Task goal: The expected response is a copy of every line in the entries below that includes the word "Point".

Interface dataset entries

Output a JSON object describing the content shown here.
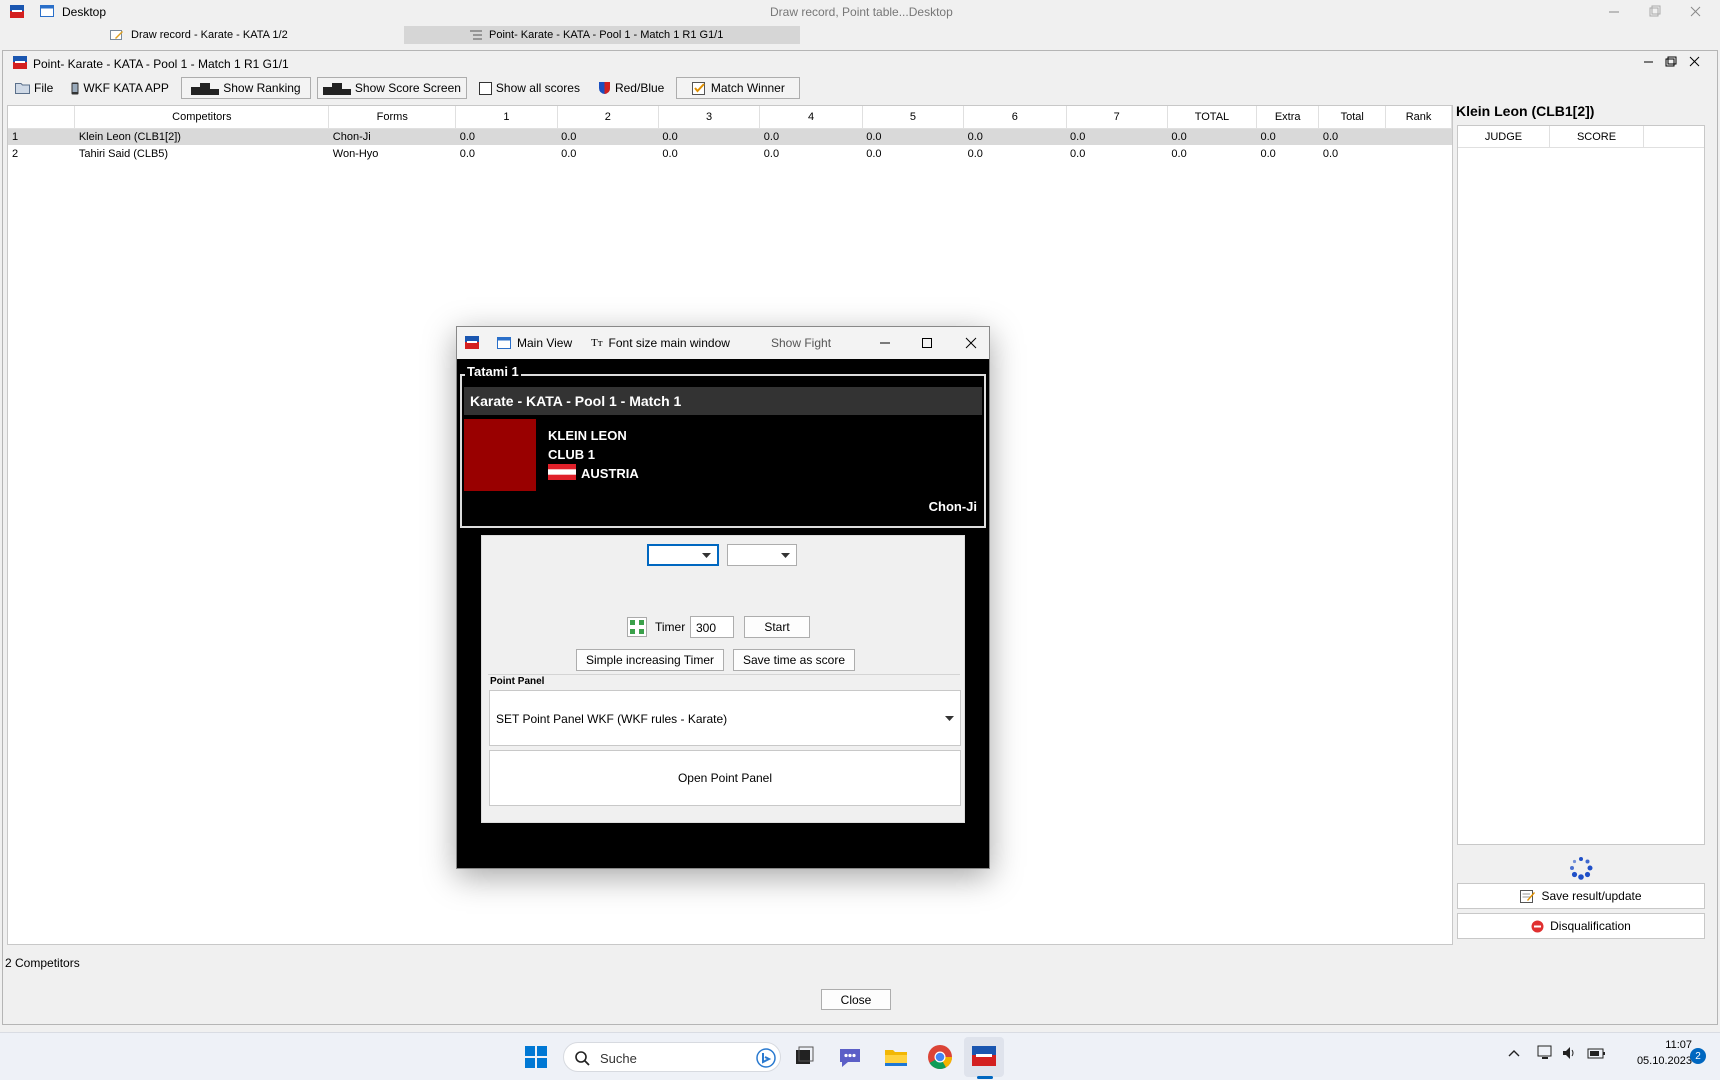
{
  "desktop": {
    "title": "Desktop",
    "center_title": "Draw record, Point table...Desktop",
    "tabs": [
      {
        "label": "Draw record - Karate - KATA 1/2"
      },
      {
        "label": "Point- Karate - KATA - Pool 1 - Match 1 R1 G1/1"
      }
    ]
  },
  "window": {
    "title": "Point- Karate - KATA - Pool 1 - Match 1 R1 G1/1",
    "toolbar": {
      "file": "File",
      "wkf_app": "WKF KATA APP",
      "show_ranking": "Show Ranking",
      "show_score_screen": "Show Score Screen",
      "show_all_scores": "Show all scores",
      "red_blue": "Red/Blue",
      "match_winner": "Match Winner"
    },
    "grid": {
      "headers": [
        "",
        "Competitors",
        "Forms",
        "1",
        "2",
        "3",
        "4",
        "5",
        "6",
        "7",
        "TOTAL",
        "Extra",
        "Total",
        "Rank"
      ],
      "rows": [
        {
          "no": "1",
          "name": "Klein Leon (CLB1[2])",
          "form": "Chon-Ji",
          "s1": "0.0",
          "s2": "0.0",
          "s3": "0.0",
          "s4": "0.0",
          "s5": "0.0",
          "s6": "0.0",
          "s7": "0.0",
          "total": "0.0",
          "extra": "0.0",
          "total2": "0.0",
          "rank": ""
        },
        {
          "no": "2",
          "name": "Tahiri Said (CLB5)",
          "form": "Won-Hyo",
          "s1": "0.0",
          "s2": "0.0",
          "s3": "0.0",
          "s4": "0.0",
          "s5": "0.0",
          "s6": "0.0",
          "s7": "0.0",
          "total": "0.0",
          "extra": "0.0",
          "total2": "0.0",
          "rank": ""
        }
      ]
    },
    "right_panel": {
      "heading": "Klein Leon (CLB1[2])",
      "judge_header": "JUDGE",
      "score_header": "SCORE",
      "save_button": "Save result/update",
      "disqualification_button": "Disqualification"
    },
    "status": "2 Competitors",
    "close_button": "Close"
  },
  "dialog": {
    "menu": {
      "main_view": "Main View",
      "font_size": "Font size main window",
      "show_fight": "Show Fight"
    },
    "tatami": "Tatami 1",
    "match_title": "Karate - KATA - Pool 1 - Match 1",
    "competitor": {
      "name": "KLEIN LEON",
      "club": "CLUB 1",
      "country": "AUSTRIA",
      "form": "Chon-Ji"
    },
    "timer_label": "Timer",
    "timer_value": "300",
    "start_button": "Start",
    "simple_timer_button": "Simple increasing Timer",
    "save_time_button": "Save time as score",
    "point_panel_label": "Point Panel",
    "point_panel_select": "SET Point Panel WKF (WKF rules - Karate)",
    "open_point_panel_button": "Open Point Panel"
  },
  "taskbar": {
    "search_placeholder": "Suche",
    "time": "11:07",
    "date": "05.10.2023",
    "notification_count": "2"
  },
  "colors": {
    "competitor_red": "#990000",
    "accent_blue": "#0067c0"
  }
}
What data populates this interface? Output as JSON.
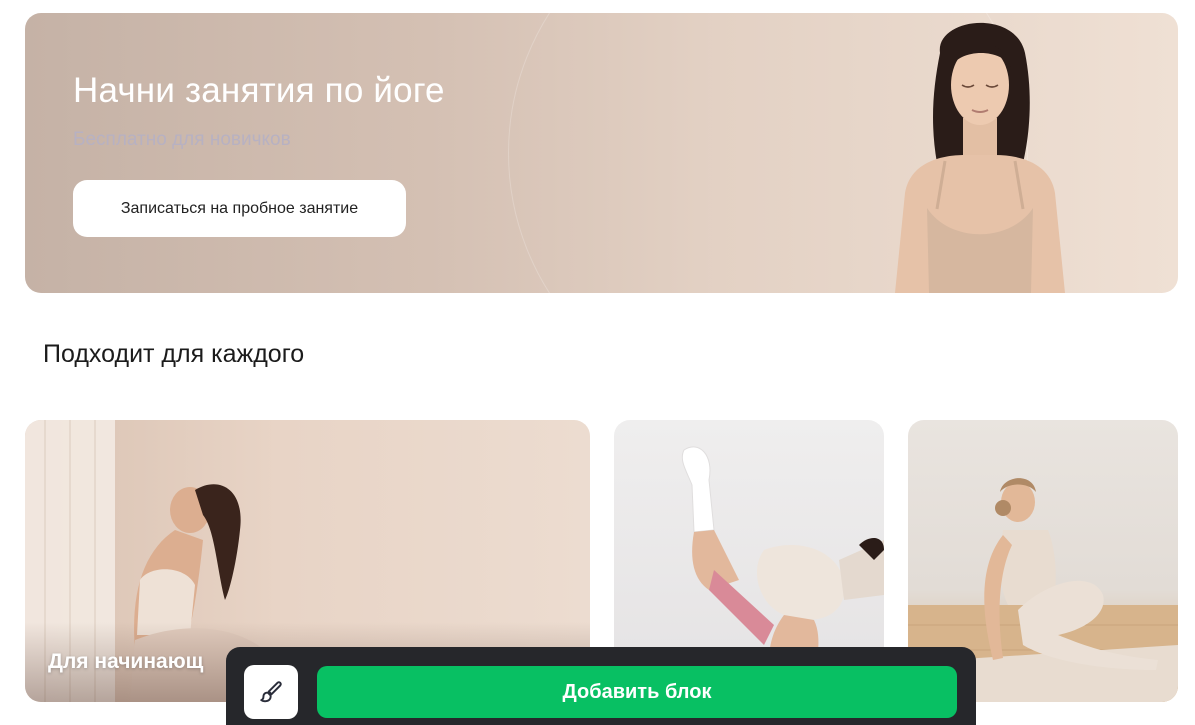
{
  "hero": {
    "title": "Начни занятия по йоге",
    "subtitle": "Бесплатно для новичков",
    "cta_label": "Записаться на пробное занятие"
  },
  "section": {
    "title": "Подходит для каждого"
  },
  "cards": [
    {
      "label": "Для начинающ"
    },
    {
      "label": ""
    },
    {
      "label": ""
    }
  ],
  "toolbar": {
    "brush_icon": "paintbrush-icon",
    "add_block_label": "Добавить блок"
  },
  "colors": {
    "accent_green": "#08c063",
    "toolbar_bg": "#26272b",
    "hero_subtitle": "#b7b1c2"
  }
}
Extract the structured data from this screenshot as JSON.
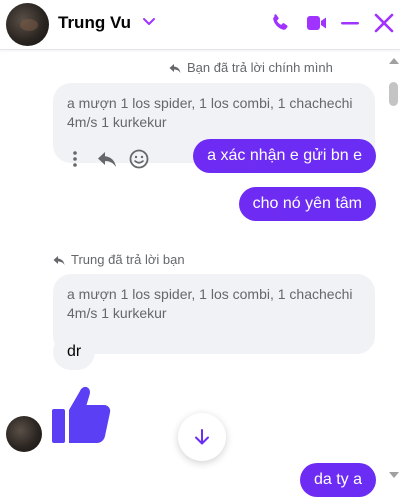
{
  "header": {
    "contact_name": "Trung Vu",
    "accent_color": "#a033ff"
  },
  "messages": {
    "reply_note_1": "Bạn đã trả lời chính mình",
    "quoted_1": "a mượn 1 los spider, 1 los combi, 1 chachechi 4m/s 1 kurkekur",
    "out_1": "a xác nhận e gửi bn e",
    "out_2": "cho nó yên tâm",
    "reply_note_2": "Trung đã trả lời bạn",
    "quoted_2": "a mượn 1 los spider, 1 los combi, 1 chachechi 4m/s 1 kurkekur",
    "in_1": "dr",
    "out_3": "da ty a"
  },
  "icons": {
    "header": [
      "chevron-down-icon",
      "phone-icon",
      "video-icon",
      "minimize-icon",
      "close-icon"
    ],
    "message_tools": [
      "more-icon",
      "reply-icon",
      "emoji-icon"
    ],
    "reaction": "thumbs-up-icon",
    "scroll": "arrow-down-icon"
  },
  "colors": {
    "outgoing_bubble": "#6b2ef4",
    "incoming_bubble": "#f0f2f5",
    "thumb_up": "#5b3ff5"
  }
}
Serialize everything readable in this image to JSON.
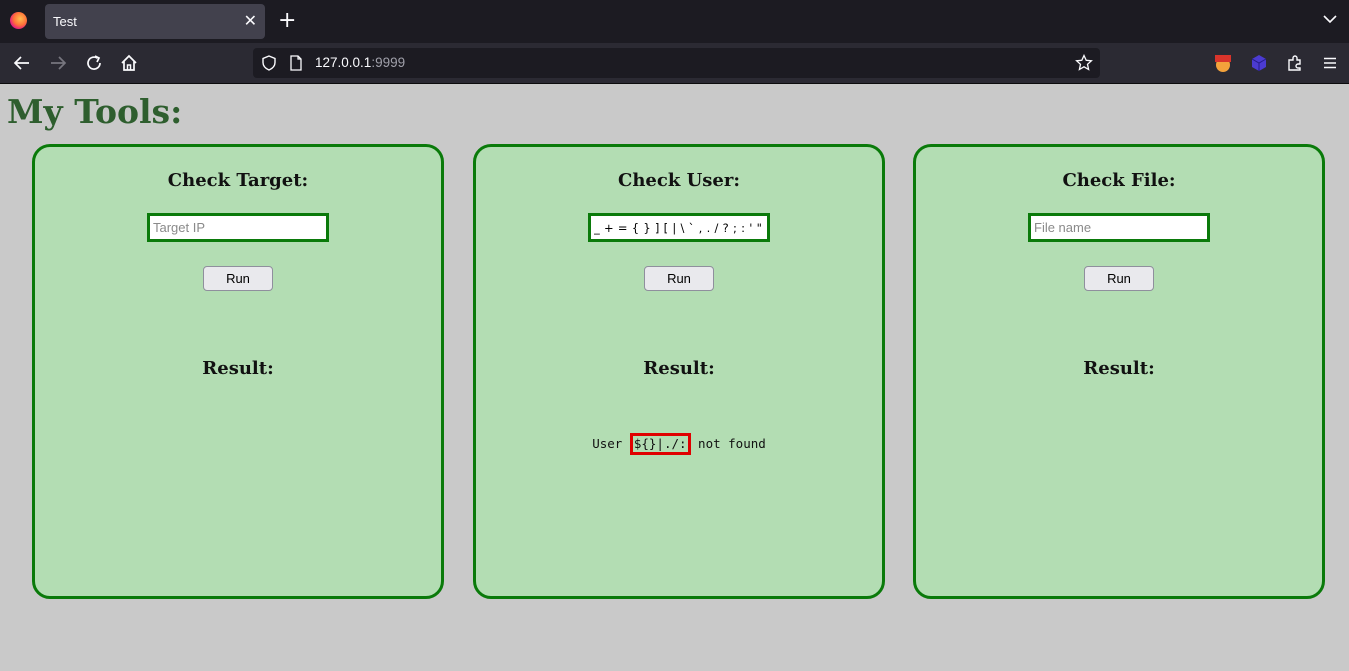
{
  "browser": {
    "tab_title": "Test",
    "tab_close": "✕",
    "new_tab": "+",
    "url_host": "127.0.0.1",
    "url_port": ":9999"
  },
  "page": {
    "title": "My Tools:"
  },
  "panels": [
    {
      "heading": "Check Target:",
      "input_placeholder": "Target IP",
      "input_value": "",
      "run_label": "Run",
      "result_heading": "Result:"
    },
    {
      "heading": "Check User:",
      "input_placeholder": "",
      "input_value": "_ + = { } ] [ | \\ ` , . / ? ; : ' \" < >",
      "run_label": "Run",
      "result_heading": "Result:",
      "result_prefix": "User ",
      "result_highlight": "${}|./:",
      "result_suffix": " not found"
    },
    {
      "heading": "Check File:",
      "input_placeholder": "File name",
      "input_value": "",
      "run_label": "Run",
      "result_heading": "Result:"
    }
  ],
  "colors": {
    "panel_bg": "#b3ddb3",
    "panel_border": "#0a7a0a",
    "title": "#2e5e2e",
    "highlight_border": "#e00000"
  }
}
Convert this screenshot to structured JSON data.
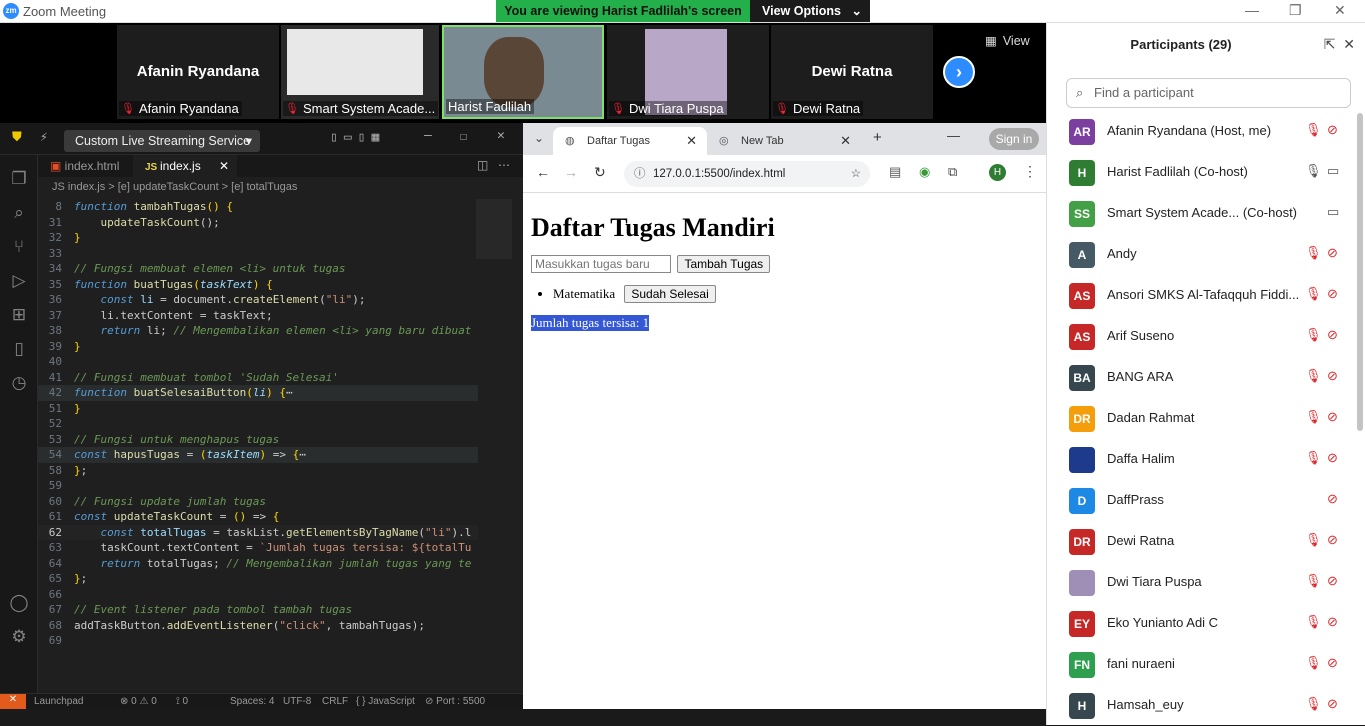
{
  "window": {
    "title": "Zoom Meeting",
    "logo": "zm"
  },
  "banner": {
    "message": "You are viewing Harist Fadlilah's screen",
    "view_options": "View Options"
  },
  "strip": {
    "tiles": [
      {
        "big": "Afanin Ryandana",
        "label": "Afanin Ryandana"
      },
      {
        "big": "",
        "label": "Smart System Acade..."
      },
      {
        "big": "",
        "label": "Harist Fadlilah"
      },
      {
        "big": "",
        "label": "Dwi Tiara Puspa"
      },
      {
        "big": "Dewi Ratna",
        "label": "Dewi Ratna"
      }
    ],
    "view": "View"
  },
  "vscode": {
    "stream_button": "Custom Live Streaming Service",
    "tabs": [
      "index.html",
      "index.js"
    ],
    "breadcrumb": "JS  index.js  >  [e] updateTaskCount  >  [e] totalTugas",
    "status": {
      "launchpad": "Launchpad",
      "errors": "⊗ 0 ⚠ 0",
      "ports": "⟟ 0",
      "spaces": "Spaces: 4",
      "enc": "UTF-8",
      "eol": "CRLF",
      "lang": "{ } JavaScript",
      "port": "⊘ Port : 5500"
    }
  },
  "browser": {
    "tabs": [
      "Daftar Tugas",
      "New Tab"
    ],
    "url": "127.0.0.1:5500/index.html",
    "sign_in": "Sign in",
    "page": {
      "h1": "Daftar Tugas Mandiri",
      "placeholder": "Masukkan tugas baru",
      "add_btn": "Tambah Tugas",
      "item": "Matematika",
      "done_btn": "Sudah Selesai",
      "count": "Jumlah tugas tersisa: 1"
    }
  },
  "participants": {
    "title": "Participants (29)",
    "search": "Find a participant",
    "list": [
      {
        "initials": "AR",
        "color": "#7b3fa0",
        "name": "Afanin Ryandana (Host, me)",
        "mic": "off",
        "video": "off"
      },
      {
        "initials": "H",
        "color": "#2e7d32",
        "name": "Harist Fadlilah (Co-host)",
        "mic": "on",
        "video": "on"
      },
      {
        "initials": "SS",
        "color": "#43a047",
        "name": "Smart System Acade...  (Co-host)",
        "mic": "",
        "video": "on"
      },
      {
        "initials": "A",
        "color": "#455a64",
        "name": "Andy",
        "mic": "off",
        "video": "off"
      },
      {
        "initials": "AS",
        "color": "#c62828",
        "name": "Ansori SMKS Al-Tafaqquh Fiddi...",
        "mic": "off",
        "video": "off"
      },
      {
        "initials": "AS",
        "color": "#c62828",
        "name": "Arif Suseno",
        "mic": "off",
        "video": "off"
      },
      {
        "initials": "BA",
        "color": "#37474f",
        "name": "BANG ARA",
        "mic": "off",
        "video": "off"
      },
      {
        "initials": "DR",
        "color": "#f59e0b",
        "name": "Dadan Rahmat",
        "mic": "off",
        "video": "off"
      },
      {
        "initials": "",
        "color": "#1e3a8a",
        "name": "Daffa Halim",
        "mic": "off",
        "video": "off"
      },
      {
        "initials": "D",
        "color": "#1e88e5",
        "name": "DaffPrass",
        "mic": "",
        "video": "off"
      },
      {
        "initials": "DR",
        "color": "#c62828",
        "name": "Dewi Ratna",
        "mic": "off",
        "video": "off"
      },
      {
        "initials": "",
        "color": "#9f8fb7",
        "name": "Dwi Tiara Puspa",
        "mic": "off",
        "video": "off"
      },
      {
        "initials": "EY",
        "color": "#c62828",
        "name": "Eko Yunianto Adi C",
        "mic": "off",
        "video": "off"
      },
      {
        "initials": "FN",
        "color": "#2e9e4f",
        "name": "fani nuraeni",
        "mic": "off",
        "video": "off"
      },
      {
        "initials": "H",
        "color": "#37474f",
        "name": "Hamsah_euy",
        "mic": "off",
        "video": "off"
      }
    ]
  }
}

Exercise answer:
    "center_title": "Draw record, Point table...Desktop",
        "label": "Point- Karate - KATA - Pool 1 - Match 1 R1 G1/1"
    "title": "Point- Karate - KATA - Pool 1 - Match 1 R1 G1/1",
    "point_panel_label": "Point Panel",
    "point_panel_select": "SET Point Panel WKF (WKF rules - Karate)",
    "open_point_panel_button": "Open Point Panel"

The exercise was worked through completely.